Directions
Your response should consist of the records, reproduced exactly.
↓↓↓
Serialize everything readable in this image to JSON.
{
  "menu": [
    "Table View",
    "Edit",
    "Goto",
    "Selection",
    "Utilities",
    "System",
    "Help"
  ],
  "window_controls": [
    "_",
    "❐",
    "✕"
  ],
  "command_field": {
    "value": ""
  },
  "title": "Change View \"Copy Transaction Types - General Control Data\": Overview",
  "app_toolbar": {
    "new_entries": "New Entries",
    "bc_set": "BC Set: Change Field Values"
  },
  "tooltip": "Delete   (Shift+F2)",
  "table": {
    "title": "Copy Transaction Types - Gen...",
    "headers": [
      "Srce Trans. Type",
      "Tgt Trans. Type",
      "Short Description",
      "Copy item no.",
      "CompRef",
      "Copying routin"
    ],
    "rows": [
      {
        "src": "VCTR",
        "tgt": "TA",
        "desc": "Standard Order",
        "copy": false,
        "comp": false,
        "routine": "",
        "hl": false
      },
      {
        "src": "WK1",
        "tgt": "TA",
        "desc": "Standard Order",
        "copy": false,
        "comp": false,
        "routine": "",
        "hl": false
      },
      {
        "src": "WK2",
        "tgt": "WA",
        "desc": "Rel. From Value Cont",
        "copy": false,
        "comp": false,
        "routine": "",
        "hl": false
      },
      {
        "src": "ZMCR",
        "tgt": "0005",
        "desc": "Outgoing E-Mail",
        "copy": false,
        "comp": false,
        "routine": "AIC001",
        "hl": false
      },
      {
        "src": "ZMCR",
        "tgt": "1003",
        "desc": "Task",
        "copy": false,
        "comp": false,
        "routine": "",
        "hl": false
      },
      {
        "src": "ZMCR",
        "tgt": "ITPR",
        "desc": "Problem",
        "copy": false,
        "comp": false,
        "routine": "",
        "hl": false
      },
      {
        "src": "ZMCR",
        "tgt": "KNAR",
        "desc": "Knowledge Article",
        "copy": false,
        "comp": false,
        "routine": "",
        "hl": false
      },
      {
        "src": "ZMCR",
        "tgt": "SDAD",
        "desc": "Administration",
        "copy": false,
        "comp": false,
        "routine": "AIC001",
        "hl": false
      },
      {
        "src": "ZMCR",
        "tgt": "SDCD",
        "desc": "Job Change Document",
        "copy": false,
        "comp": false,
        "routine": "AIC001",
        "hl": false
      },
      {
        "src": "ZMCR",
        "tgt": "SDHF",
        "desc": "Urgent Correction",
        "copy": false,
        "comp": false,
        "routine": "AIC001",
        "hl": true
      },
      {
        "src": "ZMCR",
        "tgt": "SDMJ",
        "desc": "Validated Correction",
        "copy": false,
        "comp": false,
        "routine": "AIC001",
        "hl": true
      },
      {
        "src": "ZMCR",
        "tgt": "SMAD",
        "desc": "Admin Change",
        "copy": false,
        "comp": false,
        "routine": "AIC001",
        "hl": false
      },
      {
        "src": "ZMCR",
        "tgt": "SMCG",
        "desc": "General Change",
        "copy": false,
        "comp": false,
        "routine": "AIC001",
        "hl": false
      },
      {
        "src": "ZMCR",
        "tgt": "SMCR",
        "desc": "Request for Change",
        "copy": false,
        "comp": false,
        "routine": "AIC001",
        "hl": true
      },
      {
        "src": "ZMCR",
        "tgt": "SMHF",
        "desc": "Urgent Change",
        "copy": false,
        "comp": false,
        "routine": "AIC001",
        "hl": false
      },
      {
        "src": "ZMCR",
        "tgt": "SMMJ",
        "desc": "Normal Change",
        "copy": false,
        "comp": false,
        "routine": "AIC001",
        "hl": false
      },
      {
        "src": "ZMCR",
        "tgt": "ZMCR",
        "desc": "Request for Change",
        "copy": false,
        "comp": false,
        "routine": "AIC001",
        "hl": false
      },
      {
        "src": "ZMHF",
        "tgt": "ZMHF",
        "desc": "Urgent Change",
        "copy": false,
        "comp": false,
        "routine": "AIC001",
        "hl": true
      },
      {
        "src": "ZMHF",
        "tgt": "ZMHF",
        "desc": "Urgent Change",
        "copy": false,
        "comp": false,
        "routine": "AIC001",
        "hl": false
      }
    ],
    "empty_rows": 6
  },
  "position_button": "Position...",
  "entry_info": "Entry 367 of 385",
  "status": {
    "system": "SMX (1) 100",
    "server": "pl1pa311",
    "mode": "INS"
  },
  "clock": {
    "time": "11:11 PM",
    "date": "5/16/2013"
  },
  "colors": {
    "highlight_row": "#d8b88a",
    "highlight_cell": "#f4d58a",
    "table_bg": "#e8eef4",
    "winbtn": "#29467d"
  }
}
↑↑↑
Response to the exercise
Serialize everything readable in this image to JSON.
{
  "menu": [
    "Table View",
    "Edit",
    "Goto",
    "Selection",
    "Utilities",
    "System",
    "Help"
  ],
  "window_controls": [
    "_",
    "❐",
    "✕"
  ],
  "command_field": {
    "value": ""
  },
  "title": "Change View \"Copy Transaction Types - General Control Data\": Overview",
  "app_toolbar": {
    "new_entries": "New Entries",
    "bc_set": "BC Set: Change Field Values"
  },
  "tooltip": "Delete   (Shift+F2)",
  "table": {
    "title": "Copy Transaction Types - Gen...",
    "headers": [
      "Srce Trans. Type",
      "Tgt Trans. Type",
      "Short Description",
      "Copy item no.",
      "CompRef",
      "Copying routin"
    ],
    "rows": [
      {
        "src": "VCTR",
        "tgt": "TA",
        "desc": "Standard Order",
        "copy": false,
        "comp": false,
        "routine": "",
        "hl": false
      },
      {
        "src": "WK1",
        "tgt": "TA",
        "desc": "Standard Order",
        "copy": false,
        "comp": false,
        "routine": "",
        "hl": false
      },
      {
        "src": "WK2",
        "tgt": "WA",
        "desc": "Rel. From Value Cont",
        "copy": false,
        "comp": false,
        "routine": "",
        "hl": false
      },
      {
        "src": "ZMCR",
        "tgt": "0005",
        "desc": "Outgoing E-Mail",
        "copy": false,
        "comp": false,
        "routine": "AIC001",
        "hl": false
      },
      {
        "src": "ZMCR",
        "tgt": "1003",
        "desc": "Task",
        "copy": false,
        "comp": false,
        "routine": "",
        "hl": false
      },
      {
        "src": "ZMCR",
        "tgt": "ITPR",
        "desc": "Problem",
        "copy": false,
        "comp": false,
        "routine": "",
        "hl": false
      },
      {
        "src": "ZMCR",
        "tgt": "KNAR",
        "desc": "Knowledge Article",
        "copy": false,
        "comp": false,
        "routine": "",
        "hl": false
      },
      {
        "src": "ZMCR",
        "tgt": "SDAD",
        "desc": "Administration",
        "copy": false,
        "comp": false,
        "routine": "AIC001",
        "hl": false
      },
      {
        "src": "ZMCR",
        "tgt": "SDCD",
        "desc": "Job Change Document",
        "copy": false,
        "comp": false,
        "routine": "AIC001",
        "hl": false
      },
      {
        "src": "ZMCR",
        "tgt": "SDHF",
        "desc": "Urgent Correction",
        "copy": false,
        "comp": false,
        "routine": "AIC001",
        "hl": true
      },
      {
        "src": "ZMCR",
        "tgt": "SDMJ",
        "desc": "Validated Correction",
        "copy": false,
        "comp": false,
        "routine": "AIC001",
        "hl": true
      },
      {
        "src": "ZMCR",
        "tgt": "SMAD",
        "desc": "Admin Change",
        "copy": false,
        "comp": false,
        "routine": "AIC001",
        "hl": false
      },
      {
        "src": "ZMCR",
        "tgt": "SMCG",
        "desc": "General Change",
        "copy": false,
        "comp": false,
        "routine": "AIC001",
        "hl": false
      },
      {
        "src": "ZMCR",
        "tgt": "SMCR",
        "desc": "Request for Change",
        "copy": false,
        "comp": false,
        "routine": "AIC001",
        "hl": true
      },
      {
        "src": "ZMCR",
        "tgt": "SMHF",
        "desc": "Urgent Change",
        "copy": false,
        "comp": false,
        "routine": "AIC001",
        "hl": false
      },
      {
        "src": "ZMCR",
        "tgt": "SMMJ",
        "desc": "Normal Change",
        "copy": false,
        "comp": false,
        "routine": "AIC001",
        "hl": false
      },
      {
        "src": "ZMCR",
        "tgt": "ZMCR",
        "desc": "Request for Change",
        "copy": false,
        "comp": false,
        "routine": "AIC001",
        "hl": false
      },
      {
        "src": "ZMHF",
        "tgt": "ZMHF",
        "desc": "Urgent Change",
        "copy": false,
        "comp": false,
        "routine": "AIC001",
        "hl": true
      },
      {
        "src": "ZMHF",
        "tgt": "ZMHF",
        "desc": "Urgent Change",
        "copy": false,
        "comp": false,
        "routine": "AIC001",
        "hl": false
      }
    ],
    "empty_rows": 6
  },
  "position_button": "Position...",
  "entry_info": "Entry 367 of 385",
  "status": {
    "system": "SMX (1) 100",
    "server": "pl1pa311",
    "mode": "INS"
  },
  "clock": {
    "time": "11:11 PM",
    "date": "5/16/2013"
  },
  "colors": {
    "highlight_row": "#d8b88a",
    "highlight_cell": "#f4d58a",
    "table_bg": "#e8eef4",
    "winbtn": "#29467d"
  }
}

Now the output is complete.